Ashoka SELT interns are excited to engage in conversation with Purvi Shah, founder and executive director of the Movement Law Lab. The Movement Law Lab is the fourth organization created by Ms. Shah, who has devoted her career to empowering movements in pursuit of justice and sweeping social change: she also founded Law for Black Lives, served as the founding Director of the Bertha Justice Institute at the Center for Constitutional Rights, and co-founded the Community Justice Project of Florida Legal Services in 2006.
What is movement lawyering, and what makes it different from typical pro bono legal work? In a broad sense, movement lawyering engages with activists, social workers, community members, and others as equal partners; movement lawyering positions legal advocacy as just one part of a greater strategy that builds toward a more just and compassionate world for all. Movement lawyers engage with communities and value the wisdom of their partners’ lived experience with the social and other issues we all face together.

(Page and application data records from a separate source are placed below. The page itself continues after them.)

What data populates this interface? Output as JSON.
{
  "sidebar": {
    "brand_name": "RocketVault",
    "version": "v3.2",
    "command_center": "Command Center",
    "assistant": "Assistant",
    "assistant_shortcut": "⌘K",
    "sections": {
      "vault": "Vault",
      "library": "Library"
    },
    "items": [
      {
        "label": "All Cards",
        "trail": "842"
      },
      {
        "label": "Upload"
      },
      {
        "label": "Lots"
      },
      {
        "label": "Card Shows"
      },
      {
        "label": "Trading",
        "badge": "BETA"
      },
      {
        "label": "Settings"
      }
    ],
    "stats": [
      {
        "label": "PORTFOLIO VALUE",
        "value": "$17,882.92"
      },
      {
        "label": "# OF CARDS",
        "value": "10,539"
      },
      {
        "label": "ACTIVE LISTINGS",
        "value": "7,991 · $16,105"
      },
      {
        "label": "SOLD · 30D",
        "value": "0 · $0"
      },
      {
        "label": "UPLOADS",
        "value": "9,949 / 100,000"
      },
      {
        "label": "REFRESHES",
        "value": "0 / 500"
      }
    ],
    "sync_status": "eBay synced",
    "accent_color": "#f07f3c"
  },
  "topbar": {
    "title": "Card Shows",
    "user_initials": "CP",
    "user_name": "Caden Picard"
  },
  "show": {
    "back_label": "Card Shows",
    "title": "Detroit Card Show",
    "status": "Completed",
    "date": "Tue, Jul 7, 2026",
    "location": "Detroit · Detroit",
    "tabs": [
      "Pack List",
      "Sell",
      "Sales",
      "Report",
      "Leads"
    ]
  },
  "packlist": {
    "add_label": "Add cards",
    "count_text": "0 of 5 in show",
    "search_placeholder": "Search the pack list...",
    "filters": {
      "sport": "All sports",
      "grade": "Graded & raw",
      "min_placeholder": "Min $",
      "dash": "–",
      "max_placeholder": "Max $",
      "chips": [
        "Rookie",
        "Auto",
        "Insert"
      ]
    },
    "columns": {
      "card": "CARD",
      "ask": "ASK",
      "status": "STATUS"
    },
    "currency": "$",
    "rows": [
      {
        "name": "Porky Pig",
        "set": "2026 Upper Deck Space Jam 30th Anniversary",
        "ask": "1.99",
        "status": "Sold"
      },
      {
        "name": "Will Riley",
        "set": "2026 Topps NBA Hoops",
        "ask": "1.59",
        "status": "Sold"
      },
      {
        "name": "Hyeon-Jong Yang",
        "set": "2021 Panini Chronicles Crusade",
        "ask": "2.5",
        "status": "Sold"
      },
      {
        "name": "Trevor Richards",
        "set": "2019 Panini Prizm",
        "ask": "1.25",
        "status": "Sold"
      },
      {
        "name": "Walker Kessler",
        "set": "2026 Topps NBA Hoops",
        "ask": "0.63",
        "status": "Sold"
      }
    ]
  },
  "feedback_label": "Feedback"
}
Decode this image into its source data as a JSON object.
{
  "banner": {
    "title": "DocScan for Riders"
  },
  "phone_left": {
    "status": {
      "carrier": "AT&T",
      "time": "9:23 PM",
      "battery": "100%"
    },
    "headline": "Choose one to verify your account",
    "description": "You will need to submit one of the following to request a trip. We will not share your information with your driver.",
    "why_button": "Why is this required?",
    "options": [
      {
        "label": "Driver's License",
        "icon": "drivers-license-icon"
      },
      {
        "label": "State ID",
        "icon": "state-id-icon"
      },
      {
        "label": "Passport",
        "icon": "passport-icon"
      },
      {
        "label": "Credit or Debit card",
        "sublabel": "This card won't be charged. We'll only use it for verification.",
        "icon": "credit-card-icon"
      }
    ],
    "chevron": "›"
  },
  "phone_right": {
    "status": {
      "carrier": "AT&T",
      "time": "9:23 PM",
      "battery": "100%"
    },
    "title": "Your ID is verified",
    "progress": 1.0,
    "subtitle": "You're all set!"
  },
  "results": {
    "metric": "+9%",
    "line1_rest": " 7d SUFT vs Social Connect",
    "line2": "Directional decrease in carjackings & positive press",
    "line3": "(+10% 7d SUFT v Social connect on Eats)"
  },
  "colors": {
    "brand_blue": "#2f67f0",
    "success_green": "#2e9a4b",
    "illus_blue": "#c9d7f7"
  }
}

Ms. Shah has run workshops on movement lawyering for various law schools and organizations around the world. With the SELT interns, we will discuss what grounds the movement lawyering approach, why a new approach to community lawyering was needed, and how Ms. Shah has used her legal training to work with communities whose access to justice is often limited. We will explore how community legal organizations come together, what steps Ms. Shah took in her career, and how she stays grounded in the midst of often difficult situations.
Ms. Shah is the prior recipient of an Ashoka Fellowship, Echoing Green Fellowship, Soros Equality Fellowship, Harvard Law School Wasserstein Fellowship, Miami Foundation Fellowship, and a New Voices Fellowship. She has also received the East Bay Community Law Center’s Justice Award, the ACLU of Florida's Rodney Thaxton Award for Racial Justice and the Community Justice Project’s Community Defender Award.